I used to have a 1968 Ford Mustang. It was my first car. I used to drive it everywhere. One of my friends in those days had a 1970 Mustang, and we used to try and race each other. Now, I drive a Jeep. It’s my first car with a stick shift. I am slowly getting used to driving it now, but when I first got it, it was hard to get used to driving a shift car. I guess as time goes by I’ll be used to it, but no car will ever be as fun to drive as my ’68 Mustang.
In English, used tohas two meanings and uses, and that is the pont for today’s One-Point English Class. Let’s have a look:
- I used to drive it everywhere.
- I used to eat cereal for breakfast everyday.
- I used to live in Japan.
In these cases, used to refers to a past habit. When I was younger, I ate cereal for breakfast all the time. I dont eat cereal for breakfast anymore, it is not my habit anymore. So, I would say, “I used to eat cereal for breakfast.”
In the above examples, used to describes a past habit. The grammar is used + [V Infinitive]:
Used to is also used when we talk about an experience which was once new, difficult, or strange at first, but not anymore:
- At first I didn’t like coffee, but now I am used to drinking it.
- Angelina is from a small town in Colombia, so she is not used to living in a big city.
As in these examples, the grammar is be used to + [V Gerund]:
You can also follow be used to with a noun:

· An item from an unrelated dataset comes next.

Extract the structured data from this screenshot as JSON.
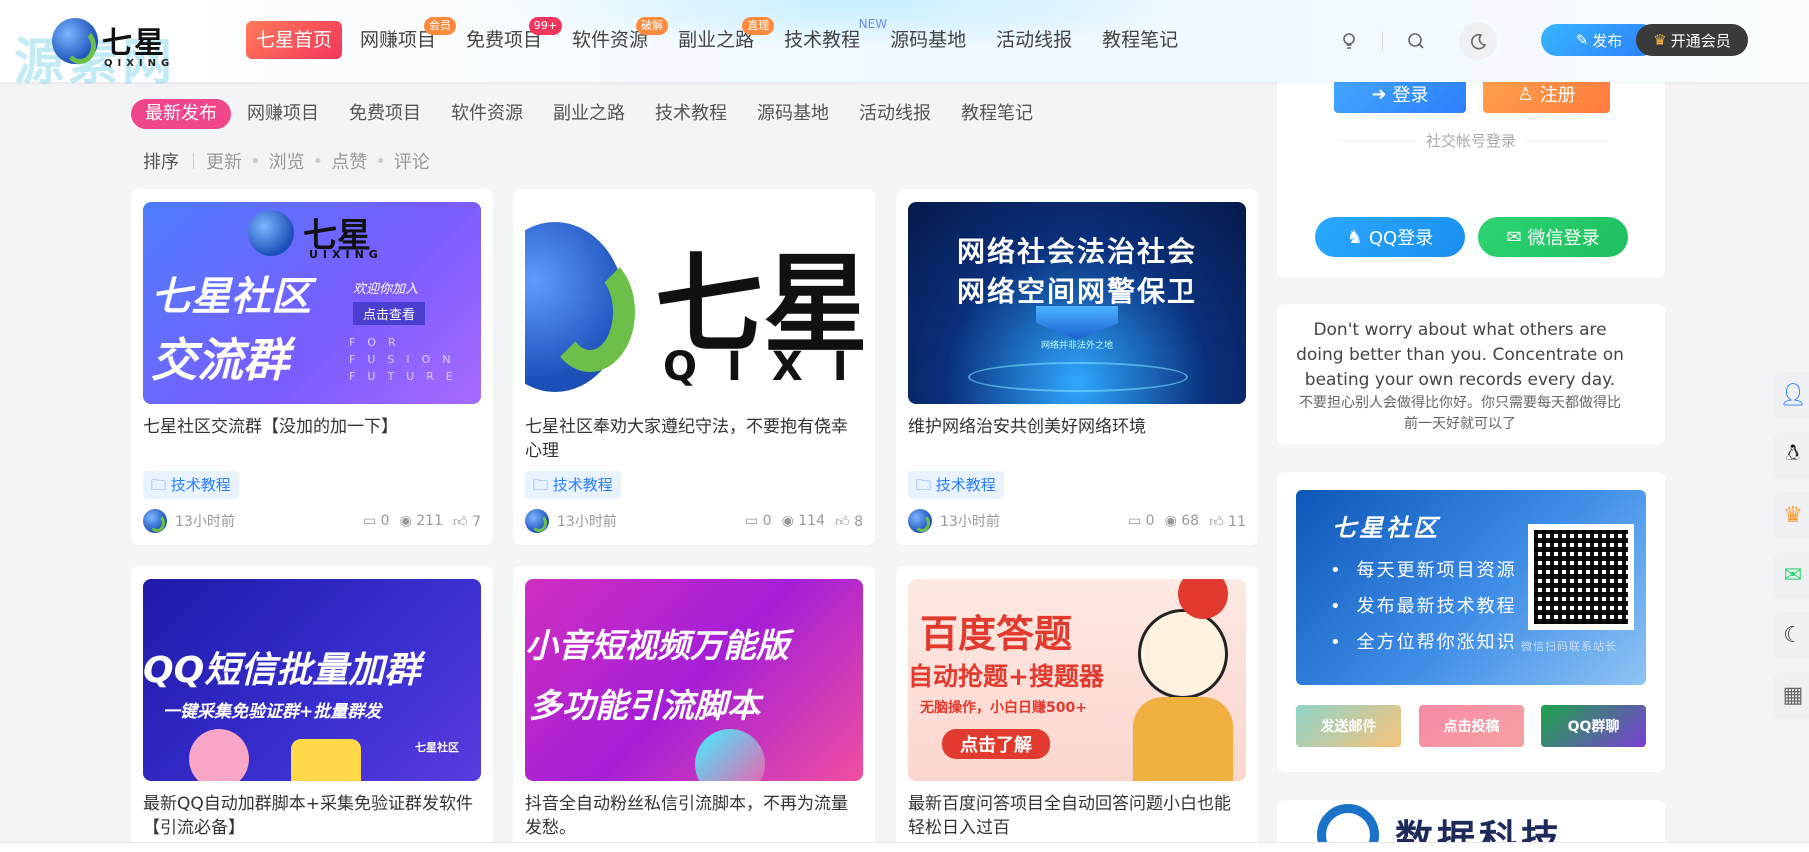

- I have lived on Long Island all my life, but I am not used to the cold winters.
- I eat Thai food often, so I am used to the spices.
You can also say get used to something:
- I have lived on Long Island all my life, and I am slowly getting used to the cold winters.
- I like Thai food often, but I can’t get used to the spices.
So, let’s review:
- I used to drive a car with a stick shift. (This means – I don’t drive that kind of car anymore)
- I am used to (or got used to) driving a car with a stick shift. (This means – At first, driving such a car was strange, but now it is not strange for me )